Wyoming Presidents’ Days

Recently, we got a question from people who work at the Wyoming State Capitol: Is it true that Teddy Roosevelt once gave a speech from the second-floor balcony on the front of the building?

The Rest of the Story

Sometimes history surprises us. We think of it as full of things and people long ago that maybe don’t matter much. But then comes a whisper from somewhere unexpected, and history comes right up, stands next to us and we feel its presence, local and close.

Bonneville and Tom Paine

How Thomas Paine’s political ideas and contributions to the American Revolutionary period connect to Benjamin Bonneville and his career in the early American West.

Wyoming and Martin Luther King

After finishing a book about 1960s Wyoming and the Black 14, author Phil White began to wonder how the state’s reaction to those events compared to how people here responded to the King assassination, just a year and a half earlier.

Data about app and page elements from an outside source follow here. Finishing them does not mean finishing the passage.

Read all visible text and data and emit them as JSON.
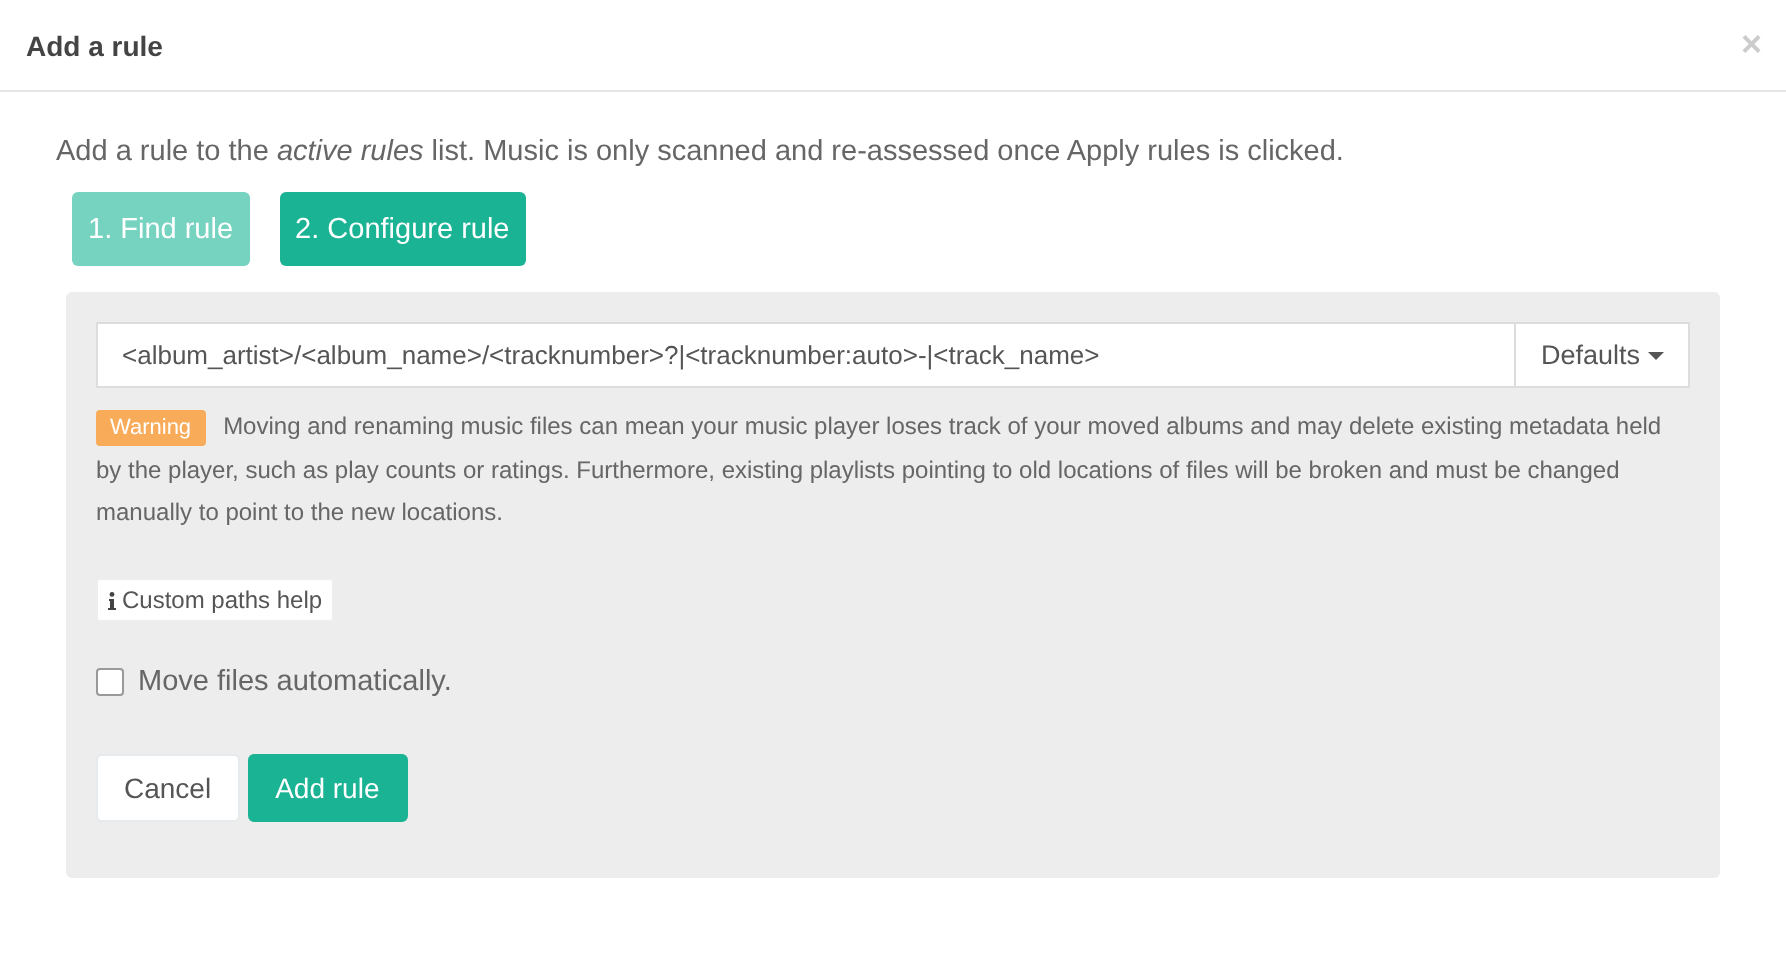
{
  "dialog": {
    "title": "Add a rule",
    "close": "×"
  },
  "intro": "Add a rule to the *active rules* list. Music is only scanned and re-assessed once Apply rules is clicked.",
  "steps": [
    {
      "label": "1. Find rule",
      "selected": false
    },
    {
      "label": "2. Configure rule",
      "selected": true
    }
  ],
  "path_field": {
    "value": "<album_artist>/<album_name>/<tracknumber>?|<tracknumber:auto>-|<track_name>",
    "dropdown": "Defaults"
  },
  "warning": {
    "badge": "Warning",
    "text": "Moving and renaming music files can mean your music player loses track of your moved albums and may delete existing metadata held by the player, such as play counts or ratings. Furthermore, existing playlists pointing to old locations of files will be broken and must be changed manually to point to the new locations."
  },
  "help_button": "Custom paths help",
  "move_files": {
    "label": "Move files automatically.",
    "checked": false
  },
  "buttons": [
    {
      "label": "Cancel",
      "kind": "default"
    },
    {
      "label": "Add rule",
      "kind": "primary"
    }
  ]
}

How I Found Vie Garber

It doesn't take much of a dive into Sheridan County’s past before you bumped into the name Vie Willits Garber. In fact, it was impossible to explore the founding and evolution of the town of Big Horn without reading about Vie and her contributions to documenting its history.

Managing Wildlife—with Science

The Leopold Report, as it’s known, is more famous within the National Park Service than in the general population. That’s because Leopold’s solution was to ask bigger questions.

To Mr. Henry Ford from W. F. Cody, 1916

The relationship between Buffalo Bill and Henry Ford was not a strong one. Each clearly perceived the promotional potential of connecting with the other.

An Afghan Exchange

Ghulam Nabi from Jalalabad, Afghanistan, enrolled in the University of Wyoming in the 1950s on scholarship for a bachelor’s of science degree in agronomy. This was part of the University’s Afghan project, in which UW sent professors to Afghanistan as consultants and teachers. Exchange students such as Nabi were also included in the program.

The Closet of History

Even a substantial congressional career and, in archives, several hundred pages of documents, writings and memos were not enough to save Frank Mondell from being buried by time.

No Time for Tears: The Life & Art of Dixie Lynne Reece

Wyoming ranch woman and regional artist Dixie Lynne Reece lived a life of hard work, dedication and courage. From the 1950s-1990s, she seamlessly combined her love of ranching with her joy of painting.